So, what is the best way for kitchen and bath designers to communicate their position?

For Asarnow, both parties will be better served if concerns and ideas are hashed out privately.He explains: “Communication is the beginning, the middle and the end. You can’t have enough and you certainly can’t have too much. Therefore, it is good to have at least one meeting together with the other practitioner and the client.”

Asarnow adds that it’s okay to have an issue with something, but the key is not to make the other practitioner look bad.

“You can’t be bigger than them – especially in front of the client,” adds Karlson. “You have to answer their questions and let them drive. When you are in meetings, you don’t want to argue in front of clients and compete with the person that the client has hired.”

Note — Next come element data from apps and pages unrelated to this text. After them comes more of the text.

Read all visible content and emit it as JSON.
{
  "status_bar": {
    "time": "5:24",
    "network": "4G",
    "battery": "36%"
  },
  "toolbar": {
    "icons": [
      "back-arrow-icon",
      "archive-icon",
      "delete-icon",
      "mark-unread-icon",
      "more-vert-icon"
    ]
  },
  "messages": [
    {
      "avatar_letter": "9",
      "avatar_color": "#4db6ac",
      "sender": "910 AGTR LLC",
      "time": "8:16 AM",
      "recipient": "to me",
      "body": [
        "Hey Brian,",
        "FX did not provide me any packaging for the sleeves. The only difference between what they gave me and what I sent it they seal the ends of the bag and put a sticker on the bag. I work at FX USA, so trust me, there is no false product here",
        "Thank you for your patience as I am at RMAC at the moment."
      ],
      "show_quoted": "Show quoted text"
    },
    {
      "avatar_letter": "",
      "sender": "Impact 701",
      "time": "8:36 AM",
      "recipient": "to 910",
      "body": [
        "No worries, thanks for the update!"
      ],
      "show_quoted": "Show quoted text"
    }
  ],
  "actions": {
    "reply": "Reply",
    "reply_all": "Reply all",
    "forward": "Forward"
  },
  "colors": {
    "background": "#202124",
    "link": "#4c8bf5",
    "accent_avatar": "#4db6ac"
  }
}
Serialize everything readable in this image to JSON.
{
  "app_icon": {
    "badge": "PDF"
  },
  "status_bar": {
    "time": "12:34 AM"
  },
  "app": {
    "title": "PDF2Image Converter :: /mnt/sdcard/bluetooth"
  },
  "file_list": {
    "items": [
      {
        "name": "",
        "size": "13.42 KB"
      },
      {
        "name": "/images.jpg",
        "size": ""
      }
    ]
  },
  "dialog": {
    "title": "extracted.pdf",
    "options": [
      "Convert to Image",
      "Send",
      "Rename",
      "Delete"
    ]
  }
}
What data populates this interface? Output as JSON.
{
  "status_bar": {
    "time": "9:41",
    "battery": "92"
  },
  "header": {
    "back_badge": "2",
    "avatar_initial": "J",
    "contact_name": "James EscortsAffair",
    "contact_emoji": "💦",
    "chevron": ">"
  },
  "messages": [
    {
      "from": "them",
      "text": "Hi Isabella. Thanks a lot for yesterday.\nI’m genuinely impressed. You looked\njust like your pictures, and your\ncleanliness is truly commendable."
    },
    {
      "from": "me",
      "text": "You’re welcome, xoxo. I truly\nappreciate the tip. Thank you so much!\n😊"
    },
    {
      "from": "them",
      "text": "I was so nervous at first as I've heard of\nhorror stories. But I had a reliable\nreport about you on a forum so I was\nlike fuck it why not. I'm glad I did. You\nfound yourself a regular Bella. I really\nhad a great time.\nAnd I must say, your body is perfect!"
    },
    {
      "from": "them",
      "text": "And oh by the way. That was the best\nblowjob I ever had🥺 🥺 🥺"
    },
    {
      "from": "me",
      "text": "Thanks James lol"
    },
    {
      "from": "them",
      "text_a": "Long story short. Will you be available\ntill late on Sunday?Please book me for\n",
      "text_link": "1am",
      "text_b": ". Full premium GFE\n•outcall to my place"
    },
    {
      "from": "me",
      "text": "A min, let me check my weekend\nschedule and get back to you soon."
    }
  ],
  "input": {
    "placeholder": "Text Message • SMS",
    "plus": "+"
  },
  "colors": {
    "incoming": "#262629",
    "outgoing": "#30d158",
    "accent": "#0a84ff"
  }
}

He adds: “We try interview the professional at the beginning and find out what they want us to do and what their involvement will be because they all bring different knowledge and expertise.”

Karlson adds that this approach can differ slightly on the job site – assuming the client is not present.

“It allows you to be more straightforward. With a client there, I will be more diplomatic and less forceful. But, if something needs to be done a certain way, you have to say it because that’s what you are being hired to do,” he explains.

To avoid miscommunications, Stewart suggests that kitchen designers offer the professional courtesy of meeting with the architect prior to presenting a plan. “This way, we are all pulling in the same direction,” he says. He adds: “When they show up, they want to be the most knowledgeable person at that meeting, so you need to let them know what is going right, what is going wrong, and what is being done to solve [any problems].”

He continues: “One of the other important things is that more kitchen and bath designers are working in Auto CAD and able to have an architect e-mail their plans over. Then your staff can pull off the architectural layers of the drawing that you don’t need, superimpose the kitchen layers onto the same plan, e-mail it back to them and really build a seamless design.

Karlson concludes: “[Ideally] everybody should manage themselves in a professional [manner], and allied professionals have to recognize that we are professionals as well.”

Pay for Play

One of the other key aspects to creating successful partnerships is determining a fair pay structure.

While some note that allied professionals earn a commission based on the contract price, commissions are, overall, somewhat unusual.

“The architects and interior designers I work with get paid a certain fee by the client, and that is [in the case of architects] a percentage on top of the work that I do. There is no financial negotiation with the architect and [Kitchens by Deane],” says Stewart.

He adds: “The same thing holds true for the majority of interior designers. On rare occasions, there will be a finder’s fee or a commission paid to an interior designer for bringing a client to us, but that is not [typical] for architects or interior designers.”

“The pay structure is all over the place,” adds Karlson. “Sometimes it’s nothing, and sometimes they tell me that the deal is paid for in advance. When that is the case, I’ll give my best price and sell it straight to the client.”

While he admits that commissions are sometimes requested, there are also times when “I sell it to them, they mark it up and sell it to the client, and I don’t know what price they are charging.”

He continues: “It is this issue that we’ve struggled with in the past, because everybody has different expectations. Some people want a little, some want a lot and others want too much.”

“This is where the flexibility comes in,” he adds. “The idea is to try and meet our needs and solve the client’s problems – while making it good for the professional person. Then, of course, we want to make sure that we can do the work and be profitable.”

In the end, Asarnow offers this perspective: “There is no perfect relationship – you have to deal with the bumps just like anything else.

He concludes: “[Partnering with allied professionals] is certainly worth it if you do it – and I don’t just mean in terms of money. You should always remember that money is what you get when you do your job well. If you are doing right by your client, you are going to make the money. So, forget about the money and focus on doing right by the client.”